“I think some of the other teams, the bigger teams, are now trying to exploit loopholes or understand better where there are loopholes or organisational changes you can make to get more people under the budget cap.”
“They’ve got to the point where they say, ‘I got rid of 100 people, but now I want to hire them back.’ Because I’ve managed to find jobs for them within the cap where they’re either not counted as a whole person, or they’re doing marketing or whatever,” Szafnauer explains.
At Alpine, he says, that is not (yet) the case. The company has a technology department that works outside Formula 1. But it is still in its infancy. “We have started it. We have a group, but it’s tiny, about two people. There are three projects, including parts for the Alpine car.”
Could Szafnauer also include his old team with this cheat ‘theory’?
“We don’t use our design resources, but we use some of our manufacturing resources to make components like the Alpine rear wing,” the team boss reveals.
“We do some CFD work, some laminating work, but not much.
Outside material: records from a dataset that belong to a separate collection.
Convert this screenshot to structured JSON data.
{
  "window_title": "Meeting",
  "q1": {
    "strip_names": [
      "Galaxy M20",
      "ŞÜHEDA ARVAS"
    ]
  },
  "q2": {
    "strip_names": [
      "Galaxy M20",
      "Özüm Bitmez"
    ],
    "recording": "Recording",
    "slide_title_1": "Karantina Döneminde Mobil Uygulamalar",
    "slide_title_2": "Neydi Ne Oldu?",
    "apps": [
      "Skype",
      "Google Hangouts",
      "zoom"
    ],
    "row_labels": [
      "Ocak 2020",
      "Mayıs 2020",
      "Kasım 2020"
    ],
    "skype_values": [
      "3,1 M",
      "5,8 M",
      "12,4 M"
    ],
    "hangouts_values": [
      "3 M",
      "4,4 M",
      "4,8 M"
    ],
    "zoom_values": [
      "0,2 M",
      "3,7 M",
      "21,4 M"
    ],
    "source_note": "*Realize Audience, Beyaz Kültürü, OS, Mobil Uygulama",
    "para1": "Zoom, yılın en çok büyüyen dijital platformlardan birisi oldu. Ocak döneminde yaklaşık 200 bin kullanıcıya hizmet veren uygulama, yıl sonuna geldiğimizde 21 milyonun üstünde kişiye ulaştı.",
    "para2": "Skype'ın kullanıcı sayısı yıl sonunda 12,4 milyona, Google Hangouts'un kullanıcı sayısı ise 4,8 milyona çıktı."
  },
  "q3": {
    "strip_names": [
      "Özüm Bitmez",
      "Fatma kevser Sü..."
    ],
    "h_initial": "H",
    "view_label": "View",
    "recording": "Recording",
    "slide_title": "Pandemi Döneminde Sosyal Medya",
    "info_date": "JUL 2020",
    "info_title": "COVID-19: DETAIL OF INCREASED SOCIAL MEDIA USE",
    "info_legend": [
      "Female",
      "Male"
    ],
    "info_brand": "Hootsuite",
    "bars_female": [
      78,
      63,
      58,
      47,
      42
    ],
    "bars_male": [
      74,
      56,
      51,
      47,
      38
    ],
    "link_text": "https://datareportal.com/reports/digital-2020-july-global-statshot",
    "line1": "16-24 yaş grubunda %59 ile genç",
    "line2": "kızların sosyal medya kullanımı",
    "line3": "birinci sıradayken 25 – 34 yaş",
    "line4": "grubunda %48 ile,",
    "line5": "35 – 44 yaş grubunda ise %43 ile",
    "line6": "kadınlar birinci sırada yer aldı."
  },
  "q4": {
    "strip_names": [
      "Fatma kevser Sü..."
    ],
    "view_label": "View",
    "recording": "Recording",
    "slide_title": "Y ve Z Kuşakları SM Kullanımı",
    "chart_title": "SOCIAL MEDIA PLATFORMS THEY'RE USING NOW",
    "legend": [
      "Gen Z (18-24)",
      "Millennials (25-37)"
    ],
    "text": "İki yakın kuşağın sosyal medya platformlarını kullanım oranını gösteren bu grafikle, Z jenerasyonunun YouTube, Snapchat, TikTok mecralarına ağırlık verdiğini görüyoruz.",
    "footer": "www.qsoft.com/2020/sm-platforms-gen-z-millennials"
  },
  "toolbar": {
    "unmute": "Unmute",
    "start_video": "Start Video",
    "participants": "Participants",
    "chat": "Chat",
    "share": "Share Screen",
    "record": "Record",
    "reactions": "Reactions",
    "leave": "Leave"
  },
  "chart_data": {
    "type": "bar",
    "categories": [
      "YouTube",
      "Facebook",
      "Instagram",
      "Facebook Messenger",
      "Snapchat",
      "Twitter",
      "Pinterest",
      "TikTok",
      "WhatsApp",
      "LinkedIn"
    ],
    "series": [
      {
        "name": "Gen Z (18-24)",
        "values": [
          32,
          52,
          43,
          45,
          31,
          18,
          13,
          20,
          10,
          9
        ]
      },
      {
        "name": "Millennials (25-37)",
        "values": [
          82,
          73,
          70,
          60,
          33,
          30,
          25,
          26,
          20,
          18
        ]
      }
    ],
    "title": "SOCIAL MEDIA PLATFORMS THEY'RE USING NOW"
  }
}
Then external companies come in to help us with the design.”
This department came into being rather by accident and not with the ulterior motive of circumventing the budget cap, Szafnauer stresses.
“We had some people who retired. And we could use them to help us.”
“So that’s what we did. But we didn’t set it up to put as many people in there as possible from a budget constraint perspective. There are, but like I said, we have two people, not hundreds.”
Aston Martin whistleblower
It is very well known that Aston Martin has invested hugely into their F1 programme. The former Force India / Racing Point operation has transformed significantly in the last couple of years.
Indeed this website has a very reliable source from with the team who has been a whistleblower on numerous occasions, the last such being the disaster the team faced this time last year with an poorly designed car that barely made winter testing.
The source describes a system put in place to negate the budget cap by having AMR employees paid by different companies outside the racing team.
“168 members of AMRF1 staff were moved over to a company called Formtech,” says the insider,
“…they are all still in the same jobs wearing AMR uniform with all the job perks and bonuses but not on AMR F1 budget. They also all received a £5000 “bonus” which was paid at the end of October 2021, another £5000 will be paid at the end of October 2022 to anyone who has stayed on for the 12 months.”
As to how true the details are in this communication, nobody will ever know. But it would be unlikely to be a huge surprise to many within the paddock, and even the fan base, that this kind of loophole was being employed.
“Fast forward to 2022 more staff were moved again but this time to “Aston Martin GP Services Limited” again same job roles etc etc but without the £5000 “bonus”…” claims the disgruntled employee of Aston Martin,
“In total this is around 200 people doing the exact same jobs, wearing the AMR F1 green uniform, the only difference is the bank account they’re paid from…”
If this is endemic within the Formula 1 establishment, it is difficult to see how the FIA and FOM would successfully police it, and puts a big question mark over the effectiveness of the budget cap going forward.